to preserve poor friendless girls from Ruin and to render them useful Members of the Community
John Fielding and the other charity benefactors leased an inn for use as the physical location of the Asylum for Orphan Girls in May 1758 but they did not admit any actual girls into the Asylum until July. In the meantime, they hired staff, advertised the charity, and decided who exactly to admit into their care. Though there was apparently some disagreement on the ages of those girls to be admitted (as their minutes record) they agreed on a broad definition of who they intended to serve:What can we say then about these girls, “Objects” in the minds of their benefactors, and what brought them to the Asylum?
Surprisingly, the records of the Asylum reveal that of the 54 girls admitted between 1758 and 1761, only 8 were orphans in the truest sense (i.e. both parents no longer living). The rest were either brought to the Asylum by a mother or a father or had a living parent elsewhere. The Asylum offered free room and board as well as training towards becoming a domestic servant in an elite household and as such must have seemed an attractive opportunity for those on the lower rungs of London society.
There was clearly a demand for places at the Asylum as the trustees turned away girls at nearly every open day. In February 1759, for instance, 17 of the 27 who petitioned for admission were refused. The trustees recorded their observations on each child in their minutes and displayed a clear preference for those who appealed to desertion by a husband, illness, or a surfeit of other children to care for. Others the trustees refused with the simple note “Parents very well able to maintain them.” These brief justifications for taking or refusing a prospective charge are fascinating and can be found throughout the records as well as collected in the chart below.
Despite the fact that most of the girls in this early period did indeed have living parents, the Asylum treated them as orphans, greatly restricting communication with parents – seeking to “save” girls from the supposed contamination of their upbringing. Unsurprisingly then, some girls sought to visit their families just outside the Asylum’s walls as in August 1759:
Just days after this breakout, nine-year-old Mary Bowes left the Asylum out the front door. In this instance and in some others parents appeared to take their children home, citing a change in financial circumstance or giving no other reason at all.

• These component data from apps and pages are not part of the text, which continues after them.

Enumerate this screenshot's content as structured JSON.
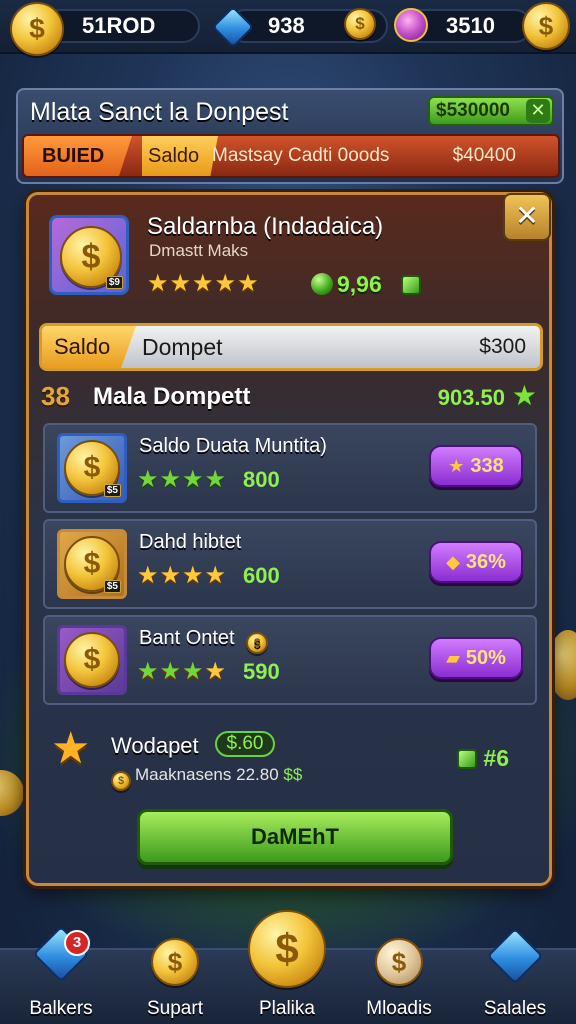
{
  "topbar": {
    "coins": "51ROD",
    "gems": "938",
    "potions": "3510"
  },
  "banner": {
    "title": "Mlata Sanct la Donpest",
    "money": "$530000",
    "strip_tag": "BUIED",
    "strip_saldo": "Saldo",
    "strip_text": "Mastsay Cadti 0oods",
    "strip_amount": "$40400"
  },
  "panel": {
    "hero": {
      "title": "Saldarnba (Indadaica)",
      "subtitle": "Dmastt Maks",
      "thumb_tag": "$9",
      "stars": "★★★★★",
      "value": "9,96"
    },
    "saldo_bar": {
      "tag": "Saldo",
      "label": "Dompet",
      "amount": "$300"
    },
    "section": {
      "number": "38",
      "title": "Mala Dompett",
      "value": "903.50"
    },
    "rows": [
      {
        "title": "Saldo Duata Muntita)",
        "tag": "$5",
        "value": "800",
        "price": "338"
      },
      {
        "title": "Dahd hibtet",
        "tag": "$5",
        "value": "600",
        "price": "36%"
      },
      {
        "title": "Bant Ontet",
        "tag": "",
        "value": "590",
        "price": "50%"
      }
    ],
    "footer": {
      "title": "Wodapet",
      "chip": "$.60",
      "sub": "Maaknasens 22.80",
      "sub_green": "$$",
      "right": "#6"
    },
    "main_button": "DaMEhT"
  },
  "bottom_nav": [
    {
      "label": "Balkers",
      "badge": "3"
    },
    {
      "label": "Supart",
      "badge": ""
    },
    {
      "label": "Plalika",
      "badge": ""
    },
    {
      "label": "Mloadis",
      "badge": ""
    },
    {
      "label": "Salales",
      "badge": ""
    }
  ],
  "colors": {
    "accent_gold": "#ffc83a",
    "accent_green": "#8ff04e",
    "panel_border": "#c8893a",
    "buy_button": "#a64ee0"
  }
}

The trustees, unhappy at this subversion of their intentions, had decreed that the parents of all future girls to be admitted would have to pay a bond to secure the cost of clothes provided by the Asylum. The trustees also decided to turn away the youngest girls who were most connected with their parents by limiting admissions in 1759 to only those between 10 and 13. Finally, in 1760 the Asylum board made the decision to restrict new admissions to only those without both mother and father and further created a system wherein all girls presented to the charity would have to be sponsored by one of the Asylum’s benefactors, thereby solidifying patronage ties between girls, their families, and wealthy local elites.
For those interested in digging into the lives of the early Asylum “orphans” I have provided a complete list of the named applicants to the Asylum below:
 The “Bills of Mortality” were a result of early attempts at reporting deaths from epidemic illnesses like the plague in London but in this usage refers to the geographical reporting area covered by these bills. These boundaries within greater London are not intuitive to the modern reader – see a list of parishes here as well as a map of the area here.
The manuscript records now at Penn record a few telling details about the parents of some of the girls. For example, we know that eight-year-old Mary Garvie’s mother was a “Chare Woman,” a description given to those who worked occasionally in household service for pay. Likewise, some 12 of the 54 girls admitted during this period had a father serving as a soldier or sailor in Britain’s global wars of the 1750s (e.g. nine-year-old Sarah Monies’ father, “a soldier gone to Senegal.”) – one of the less reputable professions in the eyes of the moral elite.